--- Supplied entries Enclosed Below ---

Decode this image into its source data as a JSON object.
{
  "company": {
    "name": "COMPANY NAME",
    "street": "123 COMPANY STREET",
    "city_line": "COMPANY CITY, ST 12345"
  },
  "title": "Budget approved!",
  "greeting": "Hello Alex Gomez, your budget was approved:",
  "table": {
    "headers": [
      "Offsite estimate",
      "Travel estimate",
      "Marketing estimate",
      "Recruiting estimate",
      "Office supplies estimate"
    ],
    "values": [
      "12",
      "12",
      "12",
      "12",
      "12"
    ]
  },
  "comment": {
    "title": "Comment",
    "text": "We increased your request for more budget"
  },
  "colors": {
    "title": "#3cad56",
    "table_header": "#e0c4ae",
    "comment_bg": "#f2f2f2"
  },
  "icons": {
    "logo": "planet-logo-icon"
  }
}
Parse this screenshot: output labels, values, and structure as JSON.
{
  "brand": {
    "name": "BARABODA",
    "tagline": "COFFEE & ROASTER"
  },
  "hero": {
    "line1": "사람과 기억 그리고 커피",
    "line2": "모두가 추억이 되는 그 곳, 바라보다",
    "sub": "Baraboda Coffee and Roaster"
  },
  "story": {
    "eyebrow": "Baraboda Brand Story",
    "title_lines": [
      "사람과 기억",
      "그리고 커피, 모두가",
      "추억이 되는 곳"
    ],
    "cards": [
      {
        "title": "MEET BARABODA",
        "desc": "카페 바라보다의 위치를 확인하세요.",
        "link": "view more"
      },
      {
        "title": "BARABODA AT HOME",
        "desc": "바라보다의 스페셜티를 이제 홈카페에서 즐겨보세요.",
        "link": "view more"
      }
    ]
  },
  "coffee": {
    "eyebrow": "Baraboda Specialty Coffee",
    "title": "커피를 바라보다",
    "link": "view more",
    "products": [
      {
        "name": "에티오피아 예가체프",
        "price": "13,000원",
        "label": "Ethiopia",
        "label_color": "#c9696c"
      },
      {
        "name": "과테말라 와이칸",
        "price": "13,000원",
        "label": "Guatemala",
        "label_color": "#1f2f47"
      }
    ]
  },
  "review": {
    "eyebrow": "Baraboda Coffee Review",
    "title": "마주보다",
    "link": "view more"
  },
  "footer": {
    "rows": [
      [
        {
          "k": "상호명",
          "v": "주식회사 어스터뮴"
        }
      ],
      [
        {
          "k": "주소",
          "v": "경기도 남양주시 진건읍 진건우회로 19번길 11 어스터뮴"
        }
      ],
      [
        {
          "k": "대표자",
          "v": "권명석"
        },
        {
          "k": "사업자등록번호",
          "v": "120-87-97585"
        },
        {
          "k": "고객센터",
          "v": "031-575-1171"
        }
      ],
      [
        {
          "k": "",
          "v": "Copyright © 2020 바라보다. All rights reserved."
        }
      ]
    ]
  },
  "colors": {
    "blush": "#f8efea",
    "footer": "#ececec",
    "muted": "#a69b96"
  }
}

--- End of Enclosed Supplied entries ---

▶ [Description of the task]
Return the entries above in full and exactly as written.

▶ [Exercise solution]
Decode this image into its source data as a JSON object.
{
  "company": {
    "name": "COMPANY NAME",
    "street": "123 COMPANY STREET",
    "city_line": "COMPANY CITY, ST 12345"
  },
  "title": "Budget approved!",
  "greeting": "Hello Alex Gomez, your budget was approved:",
  "table": {
    "headers": [
      "Offsite estimate",
      "Travel estimate",
      "Marketing estimate",
      "Recruiting estimate",
      "Office supplies estimate"
    ],
    "values": [
      "12",
      "12",
      "12",
      "12",
      "12"
    ]
  },
  "comment": {
    "title": "Comment",
    "text": "We increased your request for more budget"
  },
  "colors": {
    "title": "#3cad56",
    "table_header": "#e0c4ae",
    "comment_bg": "#f2f2f2"
  },
  "icons": {
    "logo": "planet-logo-icon"
  }
}
Parse this screenshot: output labels, values, and structure as JSON.
{
  "brand": {
    "name": "BARABODA",
    "tagline": "COFFEE & ROASTER"
  },
  "hero": {
    "line1": "사람과 기억 그리고 커피",
    "line2": "모두가 추억이 되는 그 곳, 바라보다",
    "sub": "Baraboda Coffee and Roaster"
  },
  "story": {
    "eyebrow": "Baraboda Brand Story",
    "title_lines": [
      "사람과 기억",
      "그리고 커피, 모두가",
      "추억이 되는 곳"
    ],
    "cards": [
      {
        "title": "MEET BARABODA",
        "desc": "카페 바라보다의 위치를 확인하세요.",
        "link": "view more"
      },
      {
        "title": "BARABODA AT HOME",
        "desc": "바라보다의 스페셜티를 이제 홈카페에서 즐겨보세요.",
        "link": "view more"
      }
    ]
  },
  "coffee": {
    "eyebrow": "Baraboda Specialty Coffee",
    "title": "커피를 바라보다",
    "link": "view more",
    "products": [
      {
        "name": "에티오피아 예가체프",
        "price": "13,000원",
        "label": "Ethiopia",
        "label_color": "#c9696c"
      },
      {
        "name": "과테말라 와이칸",
        "price": "13,000원",
        "label": "Guatemala",
        "label_color": "#1f2f47"
      }
    ]
  },
  "review": {
    "eyebrow": "Baraboda Coffee Review",
    "title": "마주보다",
    "link": "view more"
  },
  "footer": {
    "rows": [
      [
        {
          "k": "상호명",
          "v": "주식회사 어스터뮴"
        }
      ],
      [
        {
          "k": "주소",
          "v": "경기도 남양주시 진건읍 진건우회로 19번길 11 어스터뮴"
        }
      ],
      [
        {
          "k": "대표자",
          "v": "권명석"
        },
        {
          "k": "사업자등록번호",
          "v": "120-87-97585"
        },
        {
          "k": "고객센터",
          "v": "031-575-1171"
        }
      ],
      [
        {
          "k": "",
          "v": "Copyright © 2020 바라보다. All rights reserved."
        }
      ]
    ]
  },
  "colors": {
    "blush": "#f8efea",
    "footer": "#ececec",
    "muted": "#a69b96"
  }
}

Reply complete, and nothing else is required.